* DIRECTIONS: Set down a true copy of the data, with all pictures left out.
-*-*-
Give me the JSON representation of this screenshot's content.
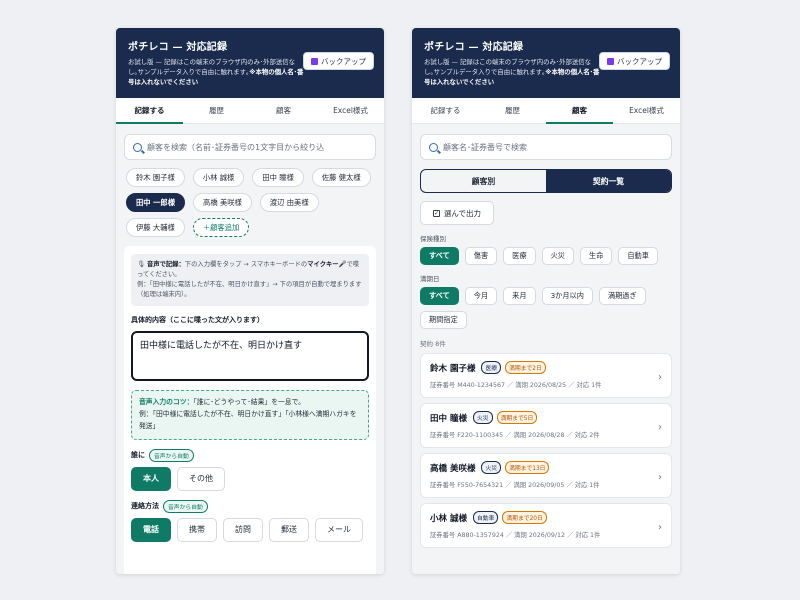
{
  "left": {
    "header": {
      "title": "ポチレコ — 対応記録",
      "subtitle_pre": "お試し版 — 記録はこの端末のブラウザ内のみ･外部送信なし｡サンプルデータ入りで自由に触れます｡",
      "subtitle_bold": "※本物の個人名･番号は入れないでください",
      "backup_label": "バックアップ"
    },
    "tabs": [
      "記録する",
      "履歴",
      "顧客",
      "Excel様式"
    ],
    "search_placeholder": "顧客を検索（名前･証券番号の1文字目から絞り込",
    "customers": [
      "鈴木 園子様",
      "小林 誠様",
      "田中 瞳様",
      "佐藤 健太様",
      "田中 一郎様",
      "高橋 美咲様",
      "渡辺 由美様",
      "伊藤 大輔様"
    ],
    "add_customer": "＋顧客追加",
    "note": {
      "mic_icon": "🎙",
      "line1_pre": "音声で記録：",
      "line1_text": "下の入力欄をタップ → スマホキーボードの",
      "line1_mic": "マイクキー🎤",
      "line1_post": "で喋ってください。",
      "line2": "例：「田中様に電話したが不在、明日かけ直す」→ 下の項目が自動で埋まります（処理は端末内）。"
    },
    "content_label": "具体的内容（ここに喋った文が入ります）",
    "content_value": "田中様に電話したが不在、明日かけ直す",
    "tip": {
      "head": "音声入力のコツ：",
      "line1": "「誰に･どうやって･結果」を一息で。",
      "line2": "例：「田中様に電話したが不在、明日かけ直す」「小林様へ満期ハガキを発送」"
    },
    "who_label": "誰に",
    "auto_badge": "音声から自動",
    "who_options": [
      "本人",
      "その他"
    ],
    "method_label": "連絡方法",
    "method_options": [
      "電話",
      "携帯",
      "訪問",
      "郵送",
      "メール"
    ]
  },
  "right": {
    "header": {
      "title": "ポチレコ — 対応記録",
      "subtitle_pre": "お試し版 — 記録はこの端末のブラウザ内のみ･外部送信なし｡サンプルデータ入りで自由に触れます｡",
      "subtitle_bold": "※本物の個人名･番号は入れないでください",
      "backup_label": "バックアップ"
    },
    "tabs": [
      "記録する",
      "履歴",
      "顧客",
      "Excel様式"
    ],
    "search_placeholder": "顧客名･証券番号で検索",
    "segments": [
      "顧客別",
      "契約一覧"
    ],
    "output_label": "選んで出力",
    "checkbox_mark": "✓",
    "insurance_label": "保険種別",
    "insurance_options": [
      "すべて",
      "傷害",
      "医療",
      "火災",
      "生命",
      "自動車"
    ],
    "expiry_label": "満期日",
    "expiry_options": [
      "すべて",
      "今月",
      "来月",
      "3か月以内",
      "満期過ぎ",
      "期間指定"
    ],
    "count_label": "契約 8件",
    "contracts": [
      {
        "name": "鈴木 園子様",
        "type": "医療",
        "due": "満期まで2日",
        "policy": "証券番号 M440-1234567",
        "expiry": "満期 2026/08/25",
        "action": "対応 1件"
      },
      {
        "name": "田中 瞳様",
        "type": "火災",
        "due": "満期まで5日",
        "policy": "証券番号 F220-1100345",
        "expiry": "満期 2026/08/28",
        "action": "対応 2件"
      },
      {
        "name": "高橋 美咲様",
        "type": "火災",
        "due": "満期まで13日",
        "policy": "証券番号 F550-7654321",
        "expiry": "満期 2026/09/05",
        "action": "対応 1件"
      },
      {
        "name": "小林 誠様",
        "type": "自動車",
        "due": "満期まで20日",
        "policy": "証券番号 A880-1357924",
        "expiry": "満期 2026/09/12",
        "action": "対応 1件"
      }
    ],
    "separator": "／",
    "chevron": "›"
  }
}
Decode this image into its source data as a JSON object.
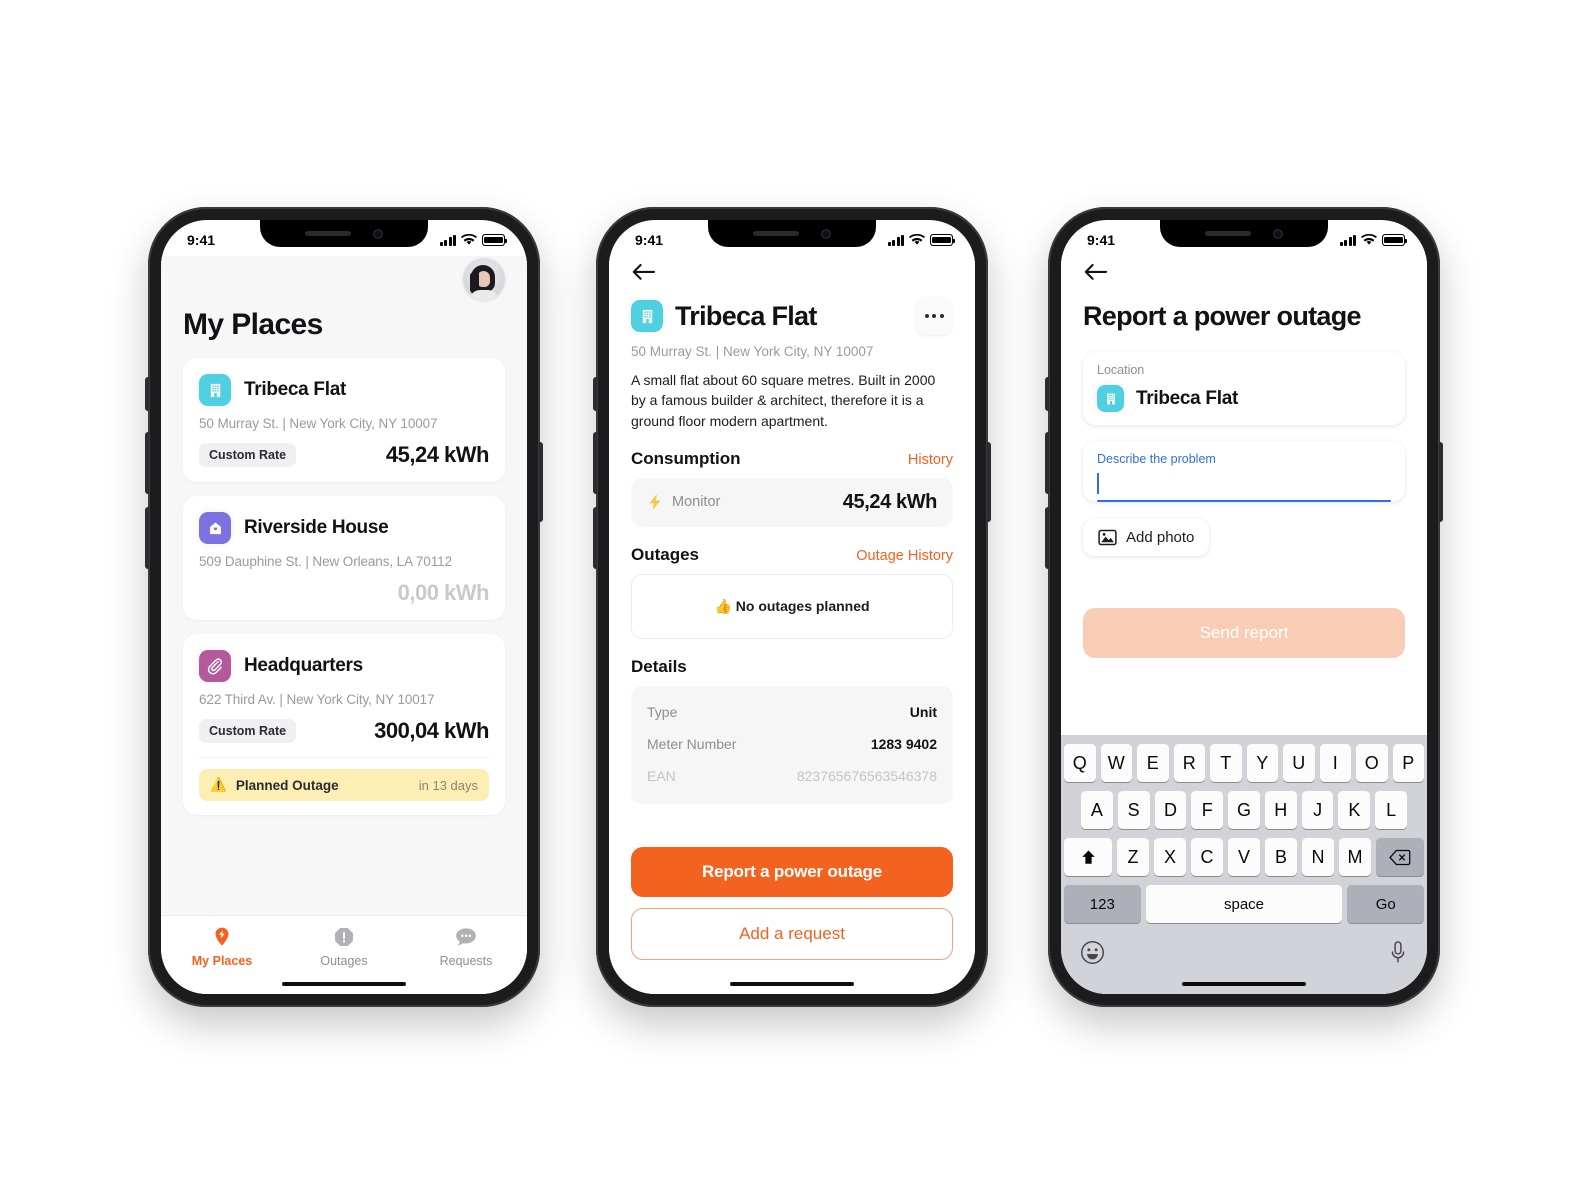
{
  "status_bar": {
    "time": "9:41",
    "cellular_icon": "signal-bars-icon",
    "wifi_icon": "wifi-icon",
    "battery_icon": "battery-icon"
  },
  "screen1": {
    "avatar_name": "user-avatar",
    "title": "My Places",
    "places": [
      {
        "icon": "building-icon",
        "icon_color": "#4fd0e0",
        "name": "Tribeca Flat",
        "address": "50 Murray St. | New York City, NY 10007",
        "rate_chip": "Custom Rate",
        "consumption": "45,24 kWh",
        "muted": false,
        "outage": null
      },
      {
        "icon": "house-icon",
        "icon_color": "#7c72e0",
        "name": "Riverside House",
        "address": "509 Dauphine St. | New Orleans, LA 70112",
        "rate_chip": null,
        "consumption": "0,00 kWh",
        "muted": true,
        "outage": null
      },
      {
        "icon": "paperclip-icon",
        "icon_color": "#b4599b",
        "name": "Headquarters",
        "address": "622 Third Av. | New York City, NY 10017",
        "rate_chip": "Custom Rate",
        "consumption": "300,04 kWh",
        "muted": false,
        "outage": {
          "emoji": "⚠️",
          "label": "Planned Outage",
          "when": "in 13 days"
        }
      }
    ],
    "tabs": [
      {
        "label": "My Places",
        "icon": "location-pin-bolt-icon",
        "active": true
      },
      {
        "label": "Outages",
        "icon": "alert-octagon-icon",
        "active": false
      },
      {
        "label": "Requests",
        "icon": "chat-bubble-icon",
        "active": false
      }
    ]
  },
  "screen2": {
    "back_icon": "back-arrow-icon",
    "icon": "building-icon",
    "title": "Tribeca Flat",
    "more_icon": "more-options-icon",
    "address": "50 Murray St. | New York City, NY 10007",
    "description": "A small flat about 60 square metres. Built in 2000 by a famous builder & architect, therefore it is a ground floor modern apartment.",
    "consumption": {
      "heading": "Consumption",
      "link": "History",
      "row_icon": "lightning-bolt-icon",
      "row_label": "Monitor",
      "row_value": "45,24 kWh"
    },
    "outages": {
      "heading": "Outages",
      "link": "Outage History",
      "empty_emoji": "👍",
      "empty_text": "No outages planned"
    },
    "details": {
      "heading": "Details",
      "rows": [
        {
          "key": "Type",
          "value": "Unit",
          "faded": false
        },
        {
          "key": "Meter Number",
          "value": "1283 9402",
          "faded": false
        },
        {
          "key": "EAN",
          "value": "823765676563546378",
          "faded": true
        }
      ]
    },
    "primary_button": "Report a power outage",
    "secondary_button": "Add a request"
  },
  "screen3": {
    "back_icon": "back-arrow-icon",
    "title": "Report a power outage",
    "location_field": {
      "label": "Location",
      "icon": "building-icon",
      "value": "Tribeca Flat"
    },
    "describe_field": {
      "label": "Describe the problem",
      "value": ""
    },
    "add_photo": {
      "icon": "photo-icon",
      "label": "Add photo"
    },
    "send_button": "Send report",
    "keyboard": {
      "row1": [
        "Q",
        "W",
        "E",
        "R",
        "T",
        "Y",
        "U",
        "I",
        "O",
        "P"
      ],
      "row2": [
        "A",
        "S",
        "D",
        "F",
        "G",
        "H",
        "J",
        "K",
        "L"
      ],
      "row3": [
        "Z",
        "X",
        "C",
        "V",
        "B",
        "N",
        "M"
      ],
      "shift_icon": "shift-icon",
      "backspace_icon": "backspace-icon",
      "numbers_key": "123",
      "space_key": "space",
      "return_key": "Go",
      "emoji_icon": "emoji-icon",
      "mic_icon": "microphone-icon"
    }
  },
  "colors": {
    "accent": "#f4621f",
    "focus_blue": "#2f6fe4",
    "warning_yellow": "#fdeeb4"
  }
}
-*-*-
* RESPONSE TO THIS TASK:
Give me the JSON representation of this screenshot's content.
{
  "left": {
    "header": {
      "title": "ポチレコ — 対応記録",
      "subtitle_pre": "お試し版 — 記録はこの端末のブラウザ内のみ･外部送信なし｡サンプルデータ入りで自由に触れます｡",
      "subtitle_bold": "※本物の個人名･番号は入れないでください",
      "backup_label": "バックアップ"
    },
    "tabs": [
      "記録する",
      "履歴",
      "顧客",
      "Excel様式"
    ],
    "search_placeholder": "顧客を検索（名前･証券番号の1文字目から絞り込",
    "customers": [
      "鈴木 園子様",
      "小林 誠様",
      "田中 瞳様",
      "佐藤 健太様",
      "田中 一郎様",
      "高橋 美咲様",
      "渡辺 由美様",
      "伊藤 大輔様"
    ],
    "add_customer": "＋顧客追加",
    "note": {
      "mic_icon": "🎙",
      "line1_pre": "音声で記録：",
      "line1_text": "下の入力欄をタップ → スマホキーボードの",
      "line1_mic": "マイクキー🎤",
      "line1_post": "で喋ってください。",
      "line2": "例：「田中様に電話したが不在、明日かけ直す」→ 下の項目が自動で埋まります（処理は端末内）。"
    },
    "content_label": "具体的内容（ここに喋った文が入ります）",
    "content_value": "田中様に電話したが不在、明日かけ直す",
    "tip": {
      "head": "音声入力のコツ：",
      "line1": "「誰に･どうやって･結果」を一息で。",
      "line2": "例：「田中様に電話したが不在、明日かけ直す」「小林様へ満期ハガキを発送」"
    },
    "who_label": "誰に",
    "auto_badge": "音声から自動",
    "who_options": [
      "本人",
      "その他"
    ],
    "method_label": "連絡方法",
    "method_options": [
      "電話",
      "携帯",
      "訪問",
      "郵送",
      "メール"
    ]
  },
  "right": {
    "header": {
      "title": "ポチレコ — 対応記録",
      "subtitle_pre": "お試し版 — 記録はこの端末のブラウザ内のみ･外部送信なし｡サンプルデータ入りで自由に触れます｡",
      "subtitle_bold": "※本物の個人名･番号は入れないでください",
      "backup_label": "バックアップ"
    },
    "tabs": [
      "記録する",
      "履歴",
      "顧客",
      "Excel様式"
    ],
    "search_placeholder": "顧客名･証券番号で検索",
    "segments": [
      "顧客別",
      "契約一覧"
    ],
    "output_label": "選んで出力",
    "checkbox_mark": "✓",
    "insurance_label": "保険種別",
    "insurance_options": [
      "すべて",
      "傷害",
      "医療",
      "火災",
      "生命",
      "自動車"
    ],
    "expiry_label": "満期日",
    "expiry_options": [
      "すべて",
      "今月",
      "来月",
      "3か月以内",
      "満期過ぎ",
      "期間指定"
    ],
    "count_label": "契約 8件",
    "contracts": [
      {
        "name": "鈴木 園子様",
        "type": "医療",
        "due": "満期まで2日",
        "policy": "証券番号 M440-1234567",
        "expiry": "満期 2026/08/25",
        "action": "対応 1件"
      },
      {
        "name": "田中 瞳様",
        "type": "火災",
        "due": "満期まで5日",
        "policy": "証券番号 F220-1100345",
        "expiry": "満期 2026/08/28",
        "action": "対応 2件"
      },
      {
        "name": "高橋 美咲様",
        "type": "火災",
        "due": "満期まで13日",
        "policy": "証券番号 F550-7654321",
        "expiry": "満期 2026/09/05",
        "action": "対応 1件"
      },
      {
        "name": "小林 誠様",
        "type": "自動車",
        "due": "満期まで20日",
        "policy": "証券番号 A880-1357924",
        "expiry": "満期 2026/09/12",
        "action": "対応 1件"
      }
    ],
    "separator": "／",
    "chevron": "›"
  }
}
Decode this image into its source data as a JSON object.
{
  "status_bar": {
    "time": "9:41",
    "cellular_icon": "signal-bars-icon",
    "wifi_icon": "wifi-icon",
    "battery_icon": "battery-icon"
  },
  "screen1": {
    "avatar_name": "user-avatar",
    "title": "My Places",
    "places": [
      {
        "icon": "building-icon",
        "icon_color": "#4fd0e0",
        "name": "Tribeca Flat",
        "address": "50 Murray St. | New York City, NY 10007",
        "rate_chip": "Custom Rate",
        "consumption": "45,24 kWh",
        "muted": false,
        "outage": null
      },
      {
        "icon": "house-icon",
        "icon_color": "#7c72e0",
        "name": "Riverside House",
        "address": "509 Dauphine St. | New Orleans, LA 70112",
        "rate_chip": null,
        "consumption": "0,00 kWh",
        "muted": true,
        "outage": null
      },
      {
        "icon": "paperclip-icon",
        "icon_color": "#b4599b",
        "name": "Headquarters",
        "address": "622 Third Av. | New York City, NY 10017",
        "rate_chip": "Custom Rate",
        "consumption": "300,04 kWh",
        "muted": false,
        "outage": {
          "emoji": "⚠️",
          "label": "Planned Outage",
          "when": "in 13 days"
        }
      }
    ],
    "tabs": [
      {
        "label": "My Places",
        "icon": "location-pin-bolt-icon",
        "active": true
      },
      {
        "label": "Outages",
        "icon": "alert-octagon-icon",
        "active": false
      },
      {
        "label": "Requests",
        "icon": "chat-bubble-icon",
        "active": false
      }
    ]
  },
  "screen2": {
    "back_icon": "back-arrow-icon",
    "icon": "building-icon",
    "title": "Tribeca Flat",
    "more_icon": "more-options-icon",
    "address": "50 Murray St. | New York City, NY 10007",
    "description": "A small flat about 60 square metres. Built in 2000 by a famous builder & architect, therefore it is a ground floor modern apartment.",
    "consumption": {
      "heading": "Consumption",
      "link": "History",
      "row_icon": "lightning-bolt-icon",
      "row_label": "Monitor",
      "row_value": "45,24 kWh"
    },
    "outages": {
      "heading": "Outages",
      "link": "Outage History",
      "empty_emoji": "👍",
      "empty_text": "No outages planned"
    },
    "details": {
      "heading": "Details",
      "rows": [
        {
          "key": "Type",
          "value": "Unit",
          "faded": false
        },
        {
          "key": "Meter Number",
          "value": "1283 9402",
          "faded": false
        },
        {
          "key": "EAN",
          "value": "823765676563546378",
          "faded": true
        }
      ]
    },
    "primary_button": "Report a power outage",
    "secondary_button": "Add a request"
  },
  "screen3": {
    "back_icon": "back-arrow-icon",
    "title": "Report a power outage",
    "location_field": {
      "label": "Location",
      "icon": "building-icon",
      "value": "Tribeca Flat"
    },
    "describe_field": {
      "label": "Describe the problem",
      "value": ""
    },
    "add_photo": {
      "icon": "photo-icon",
      "label": "Add photo"
    },
    "send_button": "Send report",
    "keyboard": {
      "row1": [
        "Q",
        "W",
        "E",
        "R",
        "T",
        "Y",
        "U",
        "I",
        "O",
        "P"
      ],
      "row2": [
        "A",
        "S",
        "D",
        "F",
        "G",
        "H",
        "J",
        "K",
        "L"
      ],
      "row3": [
        "Z",
        "X",
        "C",
        "V",
        "B",
        "N",
        "M"
      ],
      "shift_icon": "shift-icon",
      "backspace_icon": "backspace-icon",
      "numbers_key": "123",
      "space_key": "space",
      "return_key": "Go",
      "emoji_icon": "emoji-icon",
      "mic_icon": "microphone-icon"
    }
  },
  "colors": {
    "accent": "#f4621f",
    "focus_blue": "#2f6fe4",
    "warning_yellow": "#fdeeb4"
  }
}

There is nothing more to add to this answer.